Provided data:
━━━━━━━━━━━━━━━━━━━━

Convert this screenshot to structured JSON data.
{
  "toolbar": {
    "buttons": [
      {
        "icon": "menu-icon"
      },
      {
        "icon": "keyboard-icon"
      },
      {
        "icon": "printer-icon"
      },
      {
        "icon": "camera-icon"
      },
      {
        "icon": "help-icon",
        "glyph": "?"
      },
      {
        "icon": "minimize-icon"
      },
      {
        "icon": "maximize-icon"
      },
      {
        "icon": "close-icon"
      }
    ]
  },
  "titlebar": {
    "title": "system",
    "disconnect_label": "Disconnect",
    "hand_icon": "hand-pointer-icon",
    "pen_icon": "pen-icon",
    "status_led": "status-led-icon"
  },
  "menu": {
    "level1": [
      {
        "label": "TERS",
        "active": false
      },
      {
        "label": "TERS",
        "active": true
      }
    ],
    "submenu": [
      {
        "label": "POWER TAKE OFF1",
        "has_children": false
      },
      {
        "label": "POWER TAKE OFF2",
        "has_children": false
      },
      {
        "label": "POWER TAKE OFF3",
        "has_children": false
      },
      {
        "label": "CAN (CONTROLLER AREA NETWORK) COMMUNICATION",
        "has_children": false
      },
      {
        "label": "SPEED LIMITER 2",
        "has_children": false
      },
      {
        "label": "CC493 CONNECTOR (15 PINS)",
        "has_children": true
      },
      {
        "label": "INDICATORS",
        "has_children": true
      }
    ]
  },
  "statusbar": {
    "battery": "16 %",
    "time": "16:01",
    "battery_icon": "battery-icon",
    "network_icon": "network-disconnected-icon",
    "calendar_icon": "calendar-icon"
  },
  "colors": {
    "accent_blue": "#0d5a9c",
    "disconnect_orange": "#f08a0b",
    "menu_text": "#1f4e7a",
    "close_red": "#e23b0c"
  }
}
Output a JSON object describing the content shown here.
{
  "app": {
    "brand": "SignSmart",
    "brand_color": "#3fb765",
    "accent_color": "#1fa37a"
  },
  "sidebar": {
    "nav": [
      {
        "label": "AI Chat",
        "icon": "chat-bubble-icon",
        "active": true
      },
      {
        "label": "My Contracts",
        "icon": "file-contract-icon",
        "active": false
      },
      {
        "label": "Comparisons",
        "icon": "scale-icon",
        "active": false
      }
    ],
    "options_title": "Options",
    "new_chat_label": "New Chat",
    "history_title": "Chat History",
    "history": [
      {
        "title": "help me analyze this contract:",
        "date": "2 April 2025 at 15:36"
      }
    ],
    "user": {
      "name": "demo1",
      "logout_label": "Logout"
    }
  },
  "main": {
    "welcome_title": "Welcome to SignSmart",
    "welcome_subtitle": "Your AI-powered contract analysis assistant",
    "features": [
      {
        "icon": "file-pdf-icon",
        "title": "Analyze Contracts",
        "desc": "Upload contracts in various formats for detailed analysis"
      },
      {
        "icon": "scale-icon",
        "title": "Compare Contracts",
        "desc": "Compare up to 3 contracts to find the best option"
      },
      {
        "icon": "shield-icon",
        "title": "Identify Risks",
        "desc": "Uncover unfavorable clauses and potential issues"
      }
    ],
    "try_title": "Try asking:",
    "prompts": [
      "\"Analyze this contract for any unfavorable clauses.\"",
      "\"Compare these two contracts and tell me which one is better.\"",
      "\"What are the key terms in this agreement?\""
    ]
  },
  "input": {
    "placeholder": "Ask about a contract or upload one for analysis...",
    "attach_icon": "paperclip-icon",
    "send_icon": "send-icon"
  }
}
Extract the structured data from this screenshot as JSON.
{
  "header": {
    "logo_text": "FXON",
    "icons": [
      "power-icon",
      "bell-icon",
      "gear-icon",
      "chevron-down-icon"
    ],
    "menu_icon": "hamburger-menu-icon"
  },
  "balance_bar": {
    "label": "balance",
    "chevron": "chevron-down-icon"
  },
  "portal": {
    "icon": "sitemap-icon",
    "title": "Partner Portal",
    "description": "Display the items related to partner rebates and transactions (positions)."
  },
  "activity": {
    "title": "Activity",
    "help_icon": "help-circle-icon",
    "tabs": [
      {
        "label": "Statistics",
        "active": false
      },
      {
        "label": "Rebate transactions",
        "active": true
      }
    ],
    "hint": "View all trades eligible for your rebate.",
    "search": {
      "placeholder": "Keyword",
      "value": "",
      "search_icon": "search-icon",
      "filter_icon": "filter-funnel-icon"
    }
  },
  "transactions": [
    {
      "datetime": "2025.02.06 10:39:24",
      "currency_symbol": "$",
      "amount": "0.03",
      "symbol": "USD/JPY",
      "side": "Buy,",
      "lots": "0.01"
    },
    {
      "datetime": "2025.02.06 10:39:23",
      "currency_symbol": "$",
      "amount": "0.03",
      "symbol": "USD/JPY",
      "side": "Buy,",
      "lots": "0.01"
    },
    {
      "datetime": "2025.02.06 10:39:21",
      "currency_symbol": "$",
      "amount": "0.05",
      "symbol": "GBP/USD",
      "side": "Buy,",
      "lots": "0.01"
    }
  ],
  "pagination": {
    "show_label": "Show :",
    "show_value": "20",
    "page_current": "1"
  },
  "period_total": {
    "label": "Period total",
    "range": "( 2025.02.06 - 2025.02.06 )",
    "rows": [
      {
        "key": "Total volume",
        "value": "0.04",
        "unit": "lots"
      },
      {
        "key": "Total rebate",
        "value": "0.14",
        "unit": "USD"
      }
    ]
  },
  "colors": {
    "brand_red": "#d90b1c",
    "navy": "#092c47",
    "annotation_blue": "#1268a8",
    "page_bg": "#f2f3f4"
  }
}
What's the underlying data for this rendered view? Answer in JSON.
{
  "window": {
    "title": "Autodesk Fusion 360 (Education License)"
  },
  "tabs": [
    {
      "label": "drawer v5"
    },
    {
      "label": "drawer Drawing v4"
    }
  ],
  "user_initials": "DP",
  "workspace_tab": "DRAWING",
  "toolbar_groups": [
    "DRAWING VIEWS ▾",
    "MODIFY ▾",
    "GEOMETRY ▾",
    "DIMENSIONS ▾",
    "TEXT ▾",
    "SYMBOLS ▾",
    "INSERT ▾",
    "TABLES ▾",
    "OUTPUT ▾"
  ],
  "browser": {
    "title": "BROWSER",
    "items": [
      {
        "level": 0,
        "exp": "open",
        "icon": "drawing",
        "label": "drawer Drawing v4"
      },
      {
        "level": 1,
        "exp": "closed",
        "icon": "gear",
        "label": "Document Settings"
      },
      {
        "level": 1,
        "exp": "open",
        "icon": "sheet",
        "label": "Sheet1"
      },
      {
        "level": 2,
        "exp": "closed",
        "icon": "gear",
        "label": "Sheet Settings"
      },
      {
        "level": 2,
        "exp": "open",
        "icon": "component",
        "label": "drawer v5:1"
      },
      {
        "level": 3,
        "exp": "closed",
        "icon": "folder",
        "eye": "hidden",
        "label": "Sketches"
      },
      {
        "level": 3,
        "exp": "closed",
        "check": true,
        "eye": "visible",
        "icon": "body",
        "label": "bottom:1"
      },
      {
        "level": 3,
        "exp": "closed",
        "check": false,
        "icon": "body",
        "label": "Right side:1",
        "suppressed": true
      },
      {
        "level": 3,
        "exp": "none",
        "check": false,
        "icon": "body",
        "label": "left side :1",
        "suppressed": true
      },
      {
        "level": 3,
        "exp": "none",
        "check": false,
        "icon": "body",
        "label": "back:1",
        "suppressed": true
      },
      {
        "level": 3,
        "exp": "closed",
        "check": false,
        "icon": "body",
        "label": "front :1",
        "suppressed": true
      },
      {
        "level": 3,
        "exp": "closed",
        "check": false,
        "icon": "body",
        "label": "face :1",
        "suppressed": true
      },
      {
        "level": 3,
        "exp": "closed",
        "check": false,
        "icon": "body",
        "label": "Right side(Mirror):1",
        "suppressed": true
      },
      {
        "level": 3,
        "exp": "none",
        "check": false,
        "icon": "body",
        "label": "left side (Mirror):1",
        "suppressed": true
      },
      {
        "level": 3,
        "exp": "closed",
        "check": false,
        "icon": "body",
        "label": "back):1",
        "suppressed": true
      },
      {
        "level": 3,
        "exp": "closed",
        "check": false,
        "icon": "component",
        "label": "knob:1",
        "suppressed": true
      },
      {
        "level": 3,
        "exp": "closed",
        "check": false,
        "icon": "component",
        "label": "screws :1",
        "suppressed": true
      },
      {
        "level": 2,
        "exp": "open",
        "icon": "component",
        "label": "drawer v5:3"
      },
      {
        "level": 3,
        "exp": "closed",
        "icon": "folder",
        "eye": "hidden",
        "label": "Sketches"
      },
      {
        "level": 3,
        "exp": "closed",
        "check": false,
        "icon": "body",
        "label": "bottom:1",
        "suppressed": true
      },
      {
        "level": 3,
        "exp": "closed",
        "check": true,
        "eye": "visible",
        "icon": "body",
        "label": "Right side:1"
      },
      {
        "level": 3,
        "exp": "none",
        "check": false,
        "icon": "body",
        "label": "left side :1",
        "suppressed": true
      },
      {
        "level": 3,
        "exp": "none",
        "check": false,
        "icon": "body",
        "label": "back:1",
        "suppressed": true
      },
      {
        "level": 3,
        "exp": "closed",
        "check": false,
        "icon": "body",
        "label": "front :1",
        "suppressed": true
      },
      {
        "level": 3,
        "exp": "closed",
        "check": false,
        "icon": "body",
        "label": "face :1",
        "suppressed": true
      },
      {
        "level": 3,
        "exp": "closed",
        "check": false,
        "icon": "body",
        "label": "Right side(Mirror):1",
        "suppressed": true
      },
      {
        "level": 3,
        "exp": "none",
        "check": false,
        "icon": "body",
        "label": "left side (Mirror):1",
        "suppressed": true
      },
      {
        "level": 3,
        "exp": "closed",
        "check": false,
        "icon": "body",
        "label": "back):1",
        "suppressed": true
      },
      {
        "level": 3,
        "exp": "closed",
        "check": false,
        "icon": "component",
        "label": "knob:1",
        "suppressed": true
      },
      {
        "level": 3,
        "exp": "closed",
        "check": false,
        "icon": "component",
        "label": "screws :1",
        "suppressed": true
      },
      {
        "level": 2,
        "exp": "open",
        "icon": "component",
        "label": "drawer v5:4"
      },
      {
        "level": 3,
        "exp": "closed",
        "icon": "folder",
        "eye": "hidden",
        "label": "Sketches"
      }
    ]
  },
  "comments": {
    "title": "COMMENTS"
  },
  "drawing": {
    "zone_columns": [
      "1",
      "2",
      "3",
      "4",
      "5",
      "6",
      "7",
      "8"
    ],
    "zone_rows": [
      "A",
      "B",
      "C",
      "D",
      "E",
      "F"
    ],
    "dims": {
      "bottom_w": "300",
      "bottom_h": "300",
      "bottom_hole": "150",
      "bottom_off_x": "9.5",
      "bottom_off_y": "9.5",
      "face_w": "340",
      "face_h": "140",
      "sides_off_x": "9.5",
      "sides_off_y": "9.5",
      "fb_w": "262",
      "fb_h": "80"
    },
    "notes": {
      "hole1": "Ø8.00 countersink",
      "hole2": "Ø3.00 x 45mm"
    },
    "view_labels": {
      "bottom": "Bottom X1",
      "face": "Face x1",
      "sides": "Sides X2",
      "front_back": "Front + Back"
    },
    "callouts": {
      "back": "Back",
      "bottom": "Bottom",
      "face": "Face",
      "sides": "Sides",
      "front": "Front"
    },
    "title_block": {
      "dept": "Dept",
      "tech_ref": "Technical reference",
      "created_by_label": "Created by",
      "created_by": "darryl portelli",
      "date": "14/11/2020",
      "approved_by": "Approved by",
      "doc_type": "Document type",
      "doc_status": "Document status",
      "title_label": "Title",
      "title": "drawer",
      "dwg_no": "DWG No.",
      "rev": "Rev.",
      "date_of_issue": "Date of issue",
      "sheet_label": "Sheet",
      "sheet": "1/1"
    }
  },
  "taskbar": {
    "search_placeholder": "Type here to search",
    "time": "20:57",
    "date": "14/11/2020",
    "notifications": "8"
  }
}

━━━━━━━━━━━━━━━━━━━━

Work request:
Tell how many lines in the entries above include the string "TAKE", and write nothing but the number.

Output of the task:
3